* _WHAT IS EXPECTED_:
I'd like every entry returned exactly as it is, with the images left out.

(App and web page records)

+--

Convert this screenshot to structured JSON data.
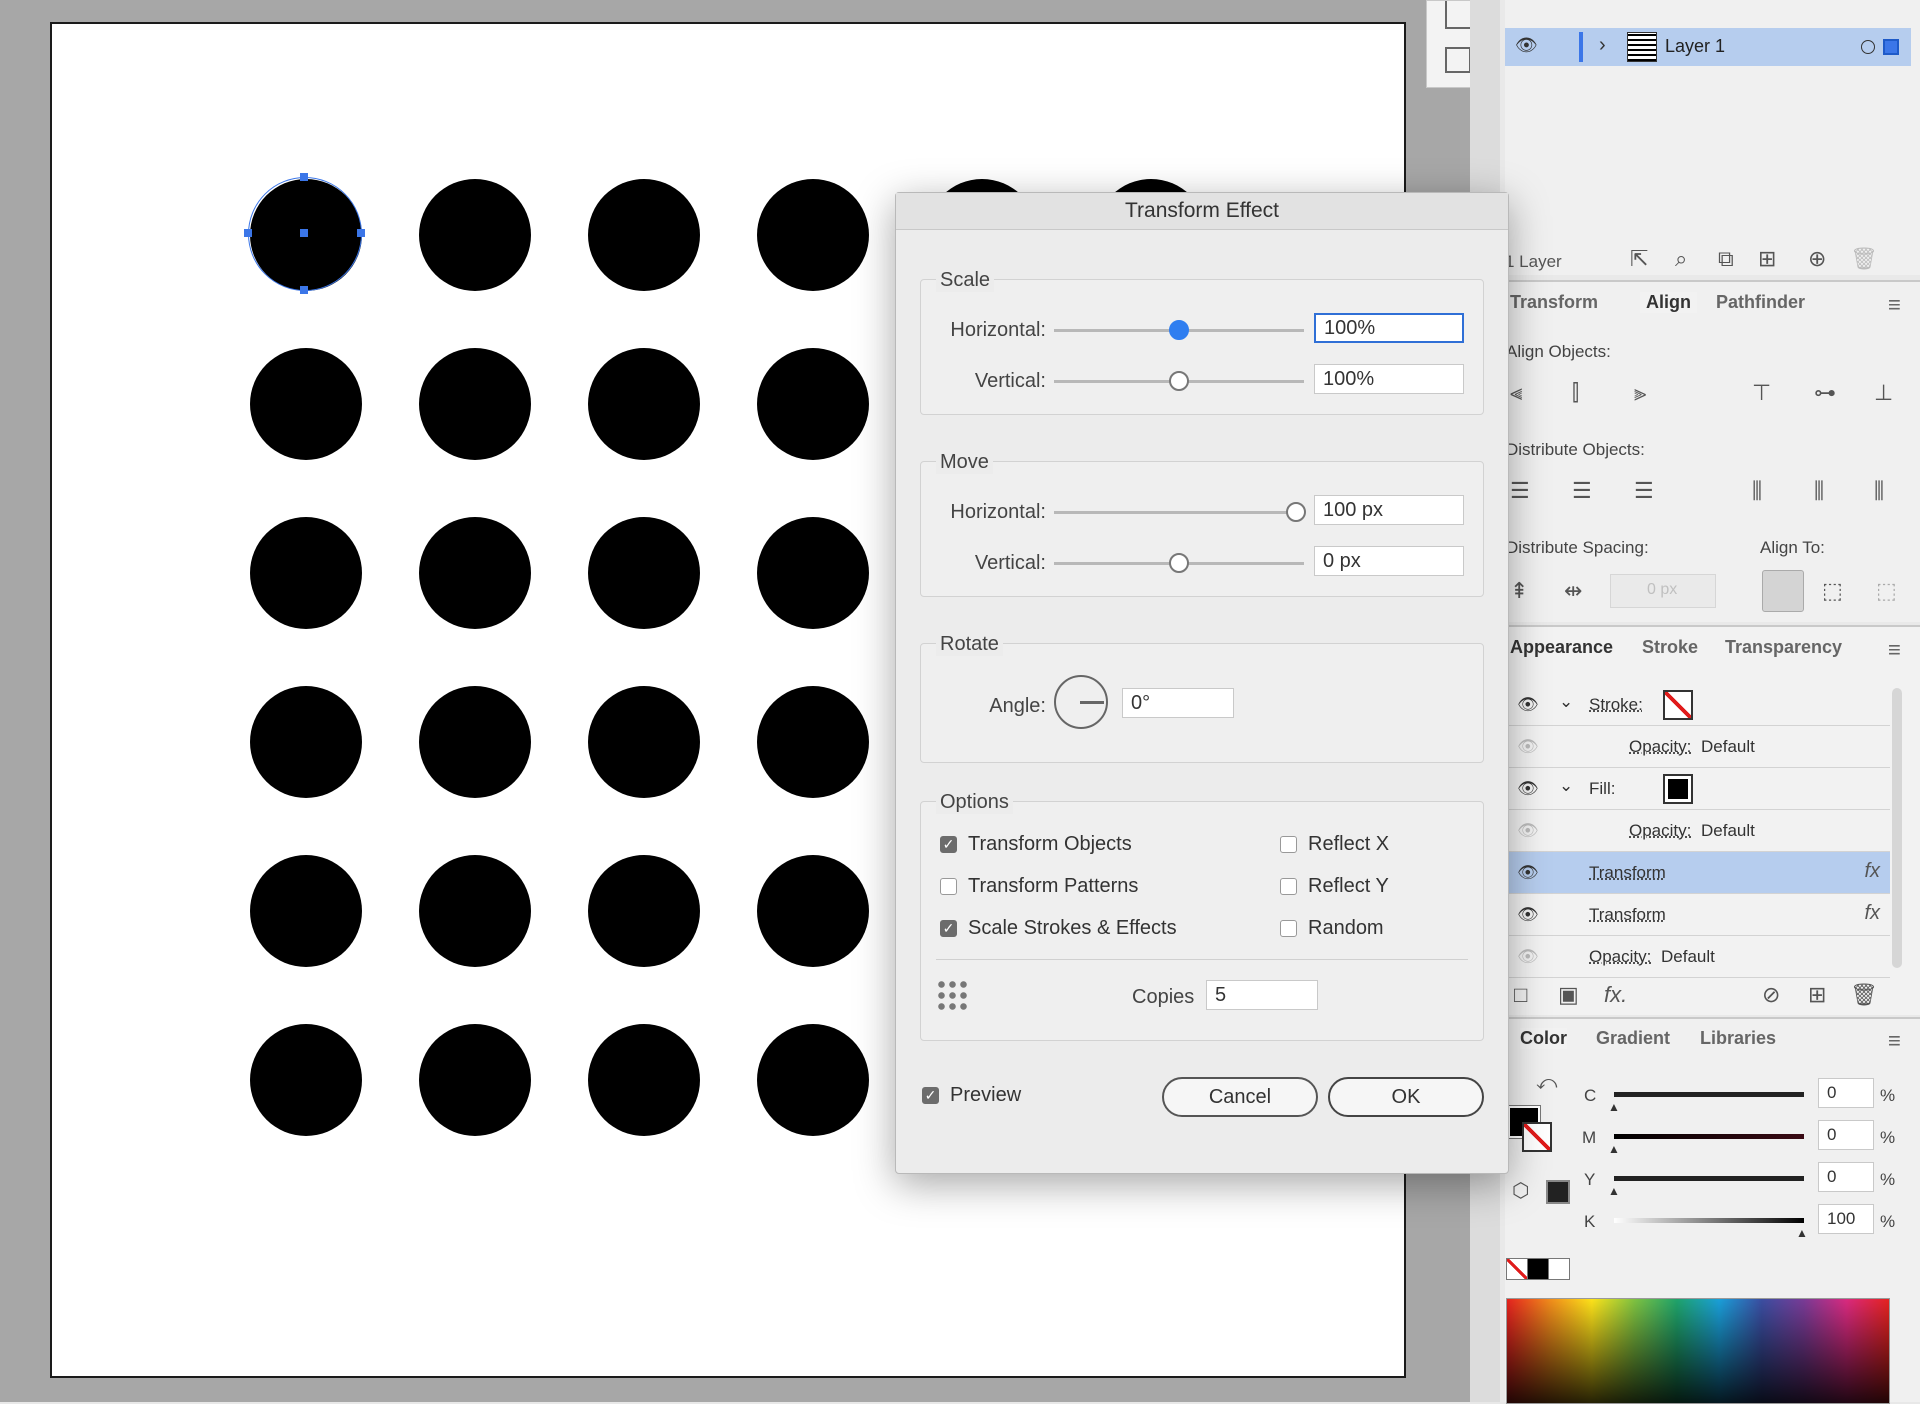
{
  "dialog": {
    "title": "Transform Effect",
    "scale": {
      "title": "Scale",
      "horizontal_label": "Horizontal:",
      "horizontal_value": "100%",
      "vertical_label": "Vertical:",
      "vertical_value": "100%"
    },
    "move": {
      "title": "Move",
      "horizontal_label": "Horizontal:",
      "horizontal_value": "100 px",
      "vertical_label": "Vertical:",
      "vertical_value": "0 px"
    },
    "rotate": {
      "title": "Rotate",
      "angle_label": "Angle:",
      "angle_value": "0°"
    },
    "options": {
      "title": "Options",
      "transform_objects": "Transform Objects",
      "transform_patterns": "Transform Patterns",
      "scale_strokes": "Scale Strokes & Effects",
      "reflect_x": "Reflect X",
      "reflect_y": "Reflect Y",
      "random": "Random",
      "copies_label": "Copies",
      "copies_value": "5"
    },
    "preview_label": "Preview",
    "cancel_label": "Cancel",
    "ok_label": "OK"
  },
  "layers": {
    "layer_name": "Layer 1",
    "count_label": "1 Layer"
  },
  "align_panel": {
    "tabs": [
      "Transform",
      "Align",
      "Pathfinder"
    ],
    "align_objects": "Align Objects:",
    "distribute_objects": "Distribute Objects:",
    "distribute_spacing": "Distribute Spacing:",
    "align_to": "Align To:",
    "spacing_value": "0 px"
  },
  "appearance_panel": {
    "tabs": [
      "Appearance",
      "Stroke",
      "Transparency"
    ],
    "stroke_label": "Stroke:",
    "opacity_label": "Opacity:",
    "opacity_value": "Default",
    "fill_label": "Fill:",
    "transform1": "Transform",
    "transform2": "Transform",
    "fx_label": "fx"
  },
  "color_panel": {
    "tabs": [
      "Color",
      "Gradient",
      "Libraries"
    ],
    "c_label": "C",
    "c_value": "0",
    "m_label": "M",
    "m_value": "0",
    "y_label": "Y",
    "y_value": "0",
    "k_label": "K",
    "k_value": "100",
    "pct": "%"
  },
  "colors": {
    "accent": "#2f7ef0",
    "selection": "#b6cdee",
    "dot": "#000000"
  }
}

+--

* _EXERCISE RESPONSE_:
Convert this screenshot to structured JSON data.
{
  "dialog": {
    "title": "Transform Effect",
    "scale": {
      "title": "Scale",
      "horizontal_label": "Horizontal:",
      "horizontal_value": "100%",
      "vertical_label": "Vertical:",
      "vertical_value": "100%"
    },
    "move": {
      "title": "Move",
      "horizontal_label": "Horizontal:",
      "horizontal_value": "100 px",
      "vertical_label": "Vertical:",
      "vertical_value": "0 px"
    },
    "rotate": {
      "title": "Rotate",
      "angle_label": "Angle:",
      "angle_value": "0°"
    },
    "options": {
      "title": "Options",
      "transform_objects": "Transform Objects",
      "transform_patterns": "Transform Patterns",
      "scale_strokes": "Scale Strokes & Effects",
      "reflect_x": "Reflect X",
      "reflect_y": "Reflect Y",
      "random": "Random",
      "copies_label": "Copies",
      "copies_value": "5"
    },
    "preview_label": "Preview",
    "cancel_label": "Cancel",
    "ok_label": "OK"
  },
  "layers": {
    "layer_name": "Layer 1",
    "count_label": "1 Layer"
  },
  "align_panel": {
    "tabs": [
      "Transform",
      "Align",
      "Pathfinder"
    ],
    "align_objects": "Align Objects:",
    "distribute_objects": "Distribute Objects:",
    "distribute_spacing": "Distribute Spacing:",
    "align_to": "Align To:",
    "spacing_value": "0 px"
  },
  "appearance_panel": {
    "tabs": [
      "Appearance",
      "Stroke",
      "Transparency"
    ],
    "stroke_label": "Stroke:",
    "opacity_label": "Opacity:",
    "opacity_value": "Default",
    "fill_label": "Fill:",
    "transform1": "Transform",
    "transform2": "Transform",
    "fx_label": "fx"
  },
  "color_panel": {
    "tabs": [
      "Color",
      "Gradient",
      "Libraries"
    ],
    "c_label": "C",
    "c_value": "0",
    "m_label": "M",
    "m_value": "0",
    "y_label": "Y",
    "y_value": "0",
    "k_label": "K",
    "k_value": "100",
    "pct": "%"
  },
  "colors": {
    "accent": "#2f7ef0",
    "selection": "#b6cdee",
    "dot": "#000000"
  }
}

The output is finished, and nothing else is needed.